Along with providing healthful benefits to the community, the project was meant to pay homage to Frederick Law Olmsted’s vision of the 520-foot-diameter basin as the focal point of what was first known as the Parade and later as Humboldt Park.
Fortunately, the damaged concrete hasn’t cracked the enthusiasm of the Olmsted Parks Conservancy, community activists, city officials and BlueCross BlueShield. They have created a four-season feature that is on the verge of opening for public ice skating, if the weather cooperates.
Meanwhile, a quick recap on the concrete situation.
The stuff isn’t cheap. Public Works Commissioner Steven J. Stepniak told reporters back in May that the concrete, which hadn’t been used before in Western New York, was the most expensive part of the four-season water feature. It is one reason residents endured long delays before finally getting to use the splash pad over the summer.
For its innovative engineering, the company that produced a fiber used to reinforce the concrete won an award at the World of Concrete exposition for its work on the MLK project. Now, however, there is at least one crack more than 12 feet long in the concrete. There may be more, hidden beneath snow and ice.
The city is trying to solve the problem and is working with the project consultant to find out what, if anything, needs to be done. But fortunately it doesn’t seem to be slowing the planned winter outdoor activities, including ice skating.
A return to the freezing temperatures of early December will help that happen. The Olmsted Parks Conservancy is planning to offer free skating lessons and is collecting donations of ice skates of all sizes at the Parkside Lodge in Delaware Park to loan to skaters without charge.
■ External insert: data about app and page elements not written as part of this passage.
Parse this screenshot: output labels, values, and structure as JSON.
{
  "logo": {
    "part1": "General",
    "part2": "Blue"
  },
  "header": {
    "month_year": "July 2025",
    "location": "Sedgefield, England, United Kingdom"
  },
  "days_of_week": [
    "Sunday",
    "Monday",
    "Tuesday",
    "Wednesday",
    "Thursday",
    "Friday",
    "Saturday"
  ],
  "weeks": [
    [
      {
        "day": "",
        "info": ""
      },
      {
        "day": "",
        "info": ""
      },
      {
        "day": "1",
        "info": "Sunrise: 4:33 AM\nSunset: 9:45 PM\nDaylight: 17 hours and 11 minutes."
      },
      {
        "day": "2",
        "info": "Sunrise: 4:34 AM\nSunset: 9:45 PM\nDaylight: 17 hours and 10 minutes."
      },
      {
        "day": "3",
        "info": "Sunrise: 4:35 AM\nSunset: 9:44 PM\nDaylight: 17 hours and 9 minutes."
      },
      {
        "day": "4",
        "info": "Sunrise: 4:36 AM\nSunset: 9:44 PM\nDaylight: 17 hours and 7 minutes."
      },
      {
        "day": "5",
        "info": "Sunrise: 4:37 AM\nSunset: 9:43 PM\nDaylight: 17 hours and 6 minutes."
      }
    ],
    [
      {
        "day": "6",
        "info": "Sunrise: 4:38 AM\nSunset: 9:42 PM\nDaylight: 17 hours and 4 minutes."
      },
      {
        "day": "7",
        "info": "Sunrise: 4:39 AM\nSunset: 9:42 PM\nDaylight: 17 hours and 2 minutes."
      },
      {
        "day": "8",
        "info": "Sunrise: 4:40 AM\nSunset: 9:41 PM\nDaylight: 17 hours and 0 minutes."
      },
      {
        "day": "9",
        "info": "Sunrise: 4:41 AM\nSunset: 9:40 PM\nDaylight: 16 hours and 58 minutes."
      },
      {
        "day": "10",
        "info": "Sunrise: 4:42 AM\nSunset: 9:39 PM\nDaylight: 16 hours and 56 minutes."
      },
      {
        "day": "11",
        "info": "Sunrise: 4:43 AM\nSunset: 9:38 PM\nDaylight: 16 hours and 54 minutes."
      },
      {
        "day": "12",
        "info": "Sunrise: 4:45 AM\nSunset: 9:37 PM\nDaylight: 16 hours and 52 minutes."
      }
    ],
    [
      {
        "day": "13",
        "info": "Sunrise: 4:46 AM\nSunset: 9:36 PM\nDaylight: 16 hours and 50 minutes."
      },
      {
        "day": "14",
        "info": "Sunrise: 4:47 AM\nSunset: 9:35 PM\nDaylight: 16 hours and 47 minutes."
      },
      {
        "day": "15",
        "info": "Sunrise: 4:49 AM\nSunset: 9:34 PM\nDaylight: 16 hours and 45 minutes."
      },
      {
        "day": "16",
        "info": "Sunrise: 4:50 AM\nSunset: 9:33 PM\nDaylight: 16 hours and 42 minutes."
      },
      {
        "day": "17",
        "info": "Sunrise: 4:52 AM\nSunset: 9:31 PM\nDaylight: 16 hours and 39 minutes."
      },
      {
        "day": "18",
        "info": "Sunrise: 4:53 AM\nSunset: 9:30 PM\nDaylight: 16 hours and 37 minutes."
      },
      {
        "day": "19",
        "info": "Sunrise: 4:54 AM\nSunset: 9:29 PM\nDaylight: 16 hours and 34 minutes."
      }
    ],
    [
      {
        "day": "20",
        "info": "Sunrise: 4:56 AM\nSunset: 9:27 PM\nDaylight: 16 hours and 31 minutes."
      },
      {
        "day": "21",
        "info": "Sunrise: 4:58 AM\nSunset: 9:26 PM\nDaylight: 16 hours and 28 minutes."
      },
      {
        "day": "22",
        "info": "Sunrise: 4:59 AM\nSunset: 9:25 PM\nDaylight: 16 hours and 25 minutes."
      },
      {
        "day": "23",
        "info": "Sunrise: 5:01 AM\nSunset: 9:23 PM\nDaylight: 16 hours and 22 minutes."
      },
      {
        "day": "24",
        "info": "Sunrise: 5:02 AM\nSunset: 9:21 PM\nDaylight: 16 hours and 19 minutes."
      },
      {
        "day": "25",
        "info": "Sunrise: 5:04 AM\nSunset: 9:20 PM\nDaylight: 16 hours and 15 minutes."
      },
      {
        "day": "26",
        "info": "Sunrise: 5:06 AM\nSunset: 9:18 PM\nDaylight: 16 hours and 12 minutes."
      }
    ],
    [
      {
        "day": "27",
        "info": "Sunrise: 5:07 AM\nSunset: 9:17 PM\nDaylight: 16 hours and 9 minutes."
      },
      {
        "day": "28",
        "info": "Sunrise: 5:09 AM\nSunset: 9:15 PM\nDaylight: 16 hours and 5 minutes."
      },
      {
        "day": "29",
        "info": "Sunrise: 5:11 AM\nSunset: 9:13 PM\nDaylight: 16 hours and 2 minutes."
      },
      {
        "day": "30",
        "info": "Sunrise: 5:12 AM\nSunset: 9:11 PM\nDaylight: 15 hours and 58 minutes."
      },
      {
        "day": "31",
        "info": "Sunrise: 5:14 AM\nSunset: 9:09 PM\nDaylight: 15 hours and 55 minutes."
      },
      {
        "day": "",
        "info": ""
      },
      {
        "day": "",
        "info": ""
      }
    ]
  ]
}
BlueCross BlueShield of Western New York has pledged $100,000 for 10 years to promote healthy activities in the park. That money is helping to pay for the skating.
The crack is an unfortunate development, and those who have criticized the slow pace of work at the splash pad have reason to be frustrated. Those concerned residents should continue to keep the pressure on to make sure city officials follow through on the promise of the basin.
The usefulness of the park means a lot to a poor community that now has a place steeped in history in which to exercise and have fun. The basin will be the site for some of BlueCross BlueShield’s “Healthy Zone” programs to encourage exercise and healthy lifestyles. All we need now is some cold weather.